= Beginning of Section =

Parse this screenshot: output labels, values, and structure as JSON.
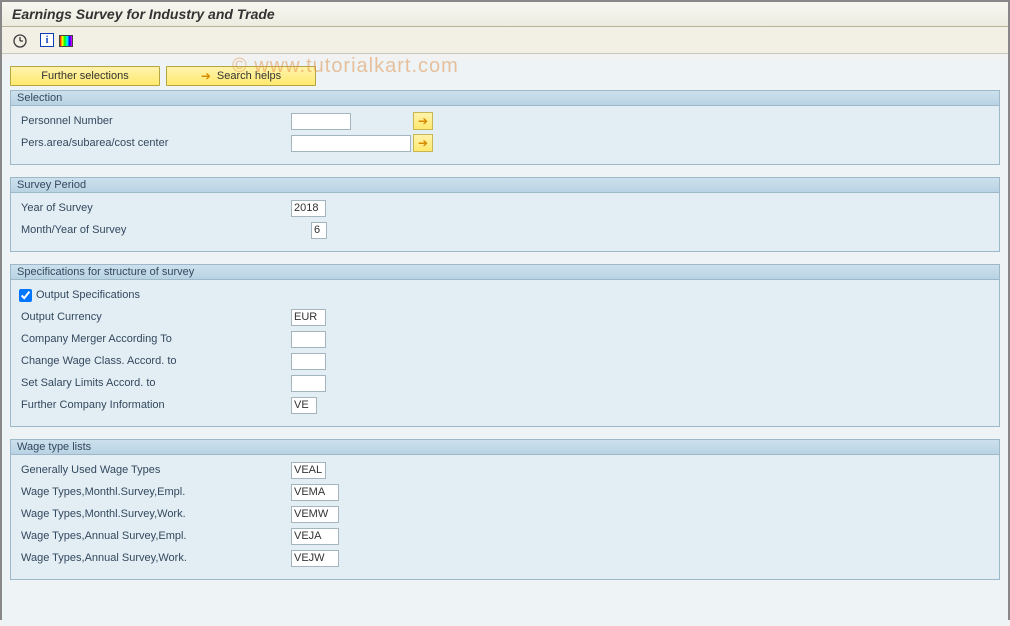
{
  "title": "Earnings Survey for Industry and Trade",
  "watermark": "© www.tutorialkart.com",
  "toolbar_icons": {
    "execute": "execute",
    "info": "i",
    "colors": "colors"
  },
  "buttons": {
    "further_selections": "Further selections",
    "search_helps": "Search helps"
  },
  "groups": {
    "selection": {
      "title": "Selection",
      "personnel_number_label": "Personnel Number",
      "personnel_number_value": "",
      "pers_area_label": "Pers.area/subarea/cost center",
      "pers_area_value": ""
    },
    "survey_period": {
      "title": "Survey Period",
      "year_label": "Year of Survey",
      "year_value": "2018",
      "month_label": "Month/Year of Survey",
      "month_value": "6"
    },
    "specs": {
      "title": "Specifications for structure of survey",
      "output_spec_label": "Output Specifications",
      "output_spec_checked": true,
      "output_currency_label": "Output Currency",
      "output_currency_value": "EUR",
      "merger_label": "Company Merger According To",
      "merger_value": "",
      "change_wage_label": "Change Wage Class. Accord. to",
      "change_wage_value": "",
      "salary_limits_label": "Set Salary Limits Accord. to",
      "salary_limits_value": "",
      "further_company_label": "Further Company Information",
      "further_company_value": "VE"
    },
    "wage_type_lists": {
      "title": "Wage type lists",
      "general_label": "Generally Used Wage Types",
      "general_value": "VEAL",
      "monthly_empl_label": "Wage Types,Monthl.Survey,Empl.",
      "monthly_empl_value": "VEMA",
      "monthly_work_label": "Wage Types,Monthl.Survey,Work.",
      "monthly_work_value": "VEMW",
      "annual_empl_label": "Wage Types,Annual Survey,Empl.",
      "annual_empl_value": "VEJA",
      "annual_work_label": "Wage Types,Annual Survey,Work.",
      "annual_work_value": "VEJW"
    }
  }
}
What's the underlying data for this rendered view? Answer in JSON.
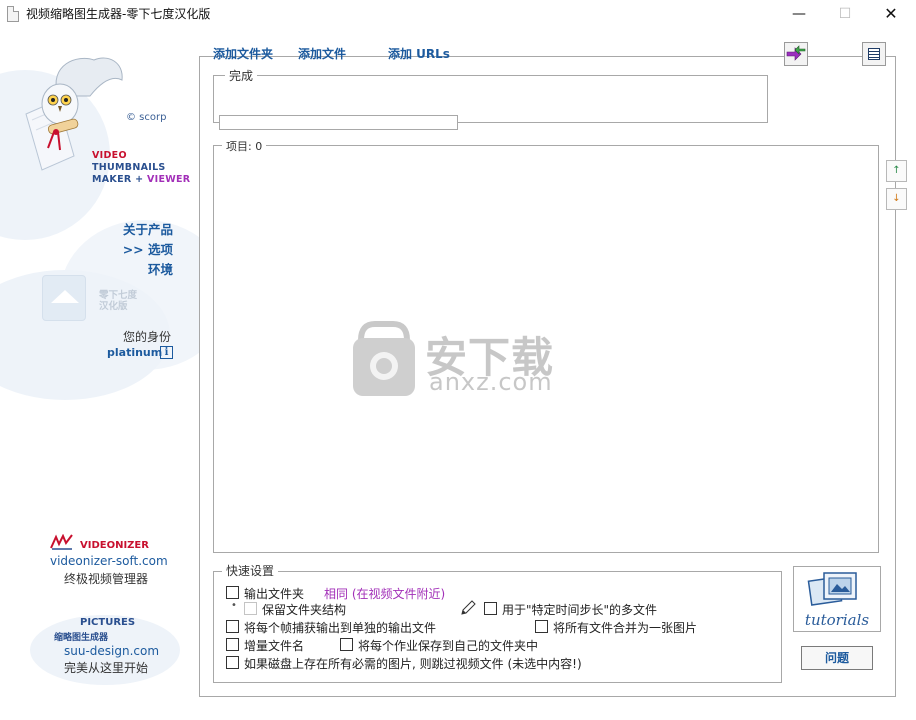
{
  "window": {
    "title": "视频缩略图生成器-零下七度汉化版",
    "minimize_glyph": "—",
    "maximize_glyph": "☐",
    "close_glyph": "✕"
  },
  "sidebar": {
    "copyright": "© scorp",
    "brand": {
      "line1": "VIDEO",
      "line2": "THUMBNAILS",
      "line3_prefix": "MAKER + ",
      "line3_suffix": "VIEWER"
    },
    "nav": {
      "about": "关于产品",
      "options": ">> 选项",
      "environment": "环境"
    },
    "ghost_text": {
      "line1": "零下七度",
      "line2": "汉化版"
    },
    "identity_label": "您的身份",
    "identity_value": "platinum",
    "info_glyph": "i",
    "videonizer": {
      "name": "VIDEONIZER",
      "site": "videonizer-soft.com",
      "desc": "终极视频管理器"
    },
    "pictures": {
      "name": "PICTURES",
      "sub": "缩略图生成器",
      "site": "suu-design.com",
      "desc": "完美从这里开始"
    }
  },
  "toolbar": {
    "add_folder": "添加文件夹",
    "add_file": "添加文件",
    "add_urls": "添加 URLs"
  },
  "status": {
    "done_label": "完成",
    "progress": 0
  },
  "items": {
    "label": "项目: 0",
    "move_up_glyph": "↑",
    "move_down_glyph": "↓"
  },
  "watermark": {
    "text": "安下载",
    "url": "anxz.com"
  },
  "quick_settings": {
    "title": "快速设置",
    "output_folder": {
      "label": "输出文件夹",
      "checked": false
    },
    "same_link": "相同 (在视频文件附近)",
    "keep_structure": {
      "label": "保留文件夹结构",
      "checked": false,
      "disabled": true
    },
    "interval_multi": {
      "label": "用于\"特定时间步长\"的多文件",
      "checked": false
    },
    "separate_files": {
      "label": "将每个帧捕获输出到单独的输出文件",
      "checked": false
    },
    "merge_one": {
      "label": "将所有文件合并为一张图片",
      "checked": false
    },
    "increment_name": {
      "label": "增量文件名",
      "checked": false
    },
    "own_folder": {
      "label": "将每个作业保存到自己的文件夹中",
      "checked": false
    },
    "skip_existing": {
      "label": "如果磁盘上存在所有必需的图片, 则跳过视频文件 (未选中内容!)",
      "checked": false
    }
  },
  "tutorials_label": "tutorials",
  "help_button": "问题",
  "colors": {
    "link_blue": "#1c5a9e",
    "brand_red": "#c8102e",
    "accent_purple": "#a22fb8",
    "frame_gray": "#a8a8a8"
  }
}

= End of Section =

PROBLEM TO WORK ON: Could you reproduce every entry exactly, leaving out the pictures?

TASK RESULT:
Parse this screenshot: output labels, values, and structure as JSON.
{
  "title": "Earnings Survey for Industry and Trade",
  "watermark": "© www.tutorialkart.com",
  "toolbar_icons": {
    "execute": "execute",
    "info": "i",
    "colors": "colors"
  },
  "buttons": {
    "further_selections": "Further selections",
    "search_helps": "Search helps"
  },
  "groups": {
    "selection": {
      "title": "Selection",
      "personnel_number_label": "Personnel Number",
      "personnel_number_value": "",
      "pers_area_label": "Pers.area/subarea/cost center",
      "pers_area_value": ""
    },
    "survey_period": {
      "title": "Survey Period",
      "year_label": "Year of Survey",
      "year_value": "2018",
      "month_label": "Month/Year of Survey",
      "month_value": "6"
    },
    "specs": {
      "title": "Specifications for structure of survey",
      "output_spec_label": "Output Specifications",
      "output_spec_checked": true,
      "output_currency_label": "Output Currency",
      "output_currency_value": "EUR",
      "merger_label": "Company Merger According To",
      "merger_value": "",
      "change_wage_label": "Change Wage Class. Accord. to",
      "change_wage_value": "",
      "salary_limits_label": "Set Salary Limits Accord. to",
      "salary_limits_value": "",
      "further_company_label": "Further Company Information",
      "further_company_value": "VE"
    },
    "wage_type_lists": {
      "title": "Wage type lists",
      "general_label": "Generally Used Wage Types",
      "general_value": "VEAL",
      "monthly_empl_label": "Wage Types,Monthl.Survey,Empl.",
      "monthly_empl_value": "VEMA",
      "monthly_work_label": "Wage Types,Monthl.Survey,Work.",
      "monthly_work_value": "VEMW",
      "annual_empl_label": "Wage Types,Annual Survey,Empl.",
      "annual_empl_value": "VEJA",
      "annual_work_label": "Wage Types,Annual Survey,Work.",
      "annual_work_value": "VEJW"
    }
  }
}
What's the underlying data for this rendered view? Answer in JSON.
{
  "window": {
    "title": "视频缩略图生成器-零下七度汉化版",
    "minimize_glyph": "—",
    "maximize_glyph": "☐",
    "close_glyph": "✕"
  },
  "sidebar": {
    "copyright": "© scorp",
    "brand": {
      "line1": "VIDEO",
      "line2": "THUMBNAILS",
      "line3_prefix": "MAKER + ",
      "line3_suffix": "VIEWER"
    },
    "nav": {
      "about": "关于产品",
      "options": ">> 选项",
      "environment": "环境"
    },
    "ghost_text": {
      "line1": "零下七度",
      "line2": "汉化版"
    },
    "identity_label": "您的身份",
    "identity_value": "platinum",
    "info_glyph": "i",
    "videonizer": {
      "name": "VIDEONIZER",
      "site": "videonizer-soft.com",
      "desc": "终极视频管理器"
    },
    "pictures": {
      "name": "PICTURES",
      "sub": "缩略图生成器",
      "site": "suu-design.com",
      "desc": "完美从这里开始"
    }
  },
  "toolbar": {
    "add_folder": "添加文件夹",
    "add_file": "添加文件",
    "add_urls": "添加 URLs"
  },
  "status": {
    "done_label": "完成",
    "progress": 0
  },
  "items": {
    "label": "项目: 0",
    "move_up_glyph": "↑",
    "move_down_glyph": "↓"
  },
  "watermark": {
    "text": "安下载",
    "url": "anxz.com"
  },
  "quick_settings": {
    "title": "快速设置",
    "output_folder": {
      "label": "输出文件夹",
      "checked": false
    },
    "same_link": "相同 (在视频文件附近)",
    "keep_structure": {
      "label": "保留文件夹结构",
      "checked": false,
      "disabled": true
    },
    "interval_multi": {
      "label": "用于\"特定时间步长\"的多文件",
      "checked": false
    },
    "separate_files": {
      "label": "将每个帧捕获输出到单独的输出文件",
      "checked": false
    },
    "merge_one": {
      "label": "将所有文件合并为一张图片",
      "checked": false
    },
    "increment_name": {
      "label": "增量文件名",
      "checked": false
    },
    "own_folder": {
      "label": "将每个作业保存到自己的文件夹中",
      "checked": false
    },
    "skip_existing": {
      "label": "如果磁盘上存在所有必需的图片, 则跳过视频文件 (未选中内容!)",
      "checked": false
    }
  },
  "tutorials_label": "tutorials",
  "help_button": "问题",
  "colors": {
    "link_blue": "#1c5a9e",
    "brand_red": "#c8102e",
    "accent_purple": "#a22fb8",
    "frame_gray": "#a8a8a8"
  }
}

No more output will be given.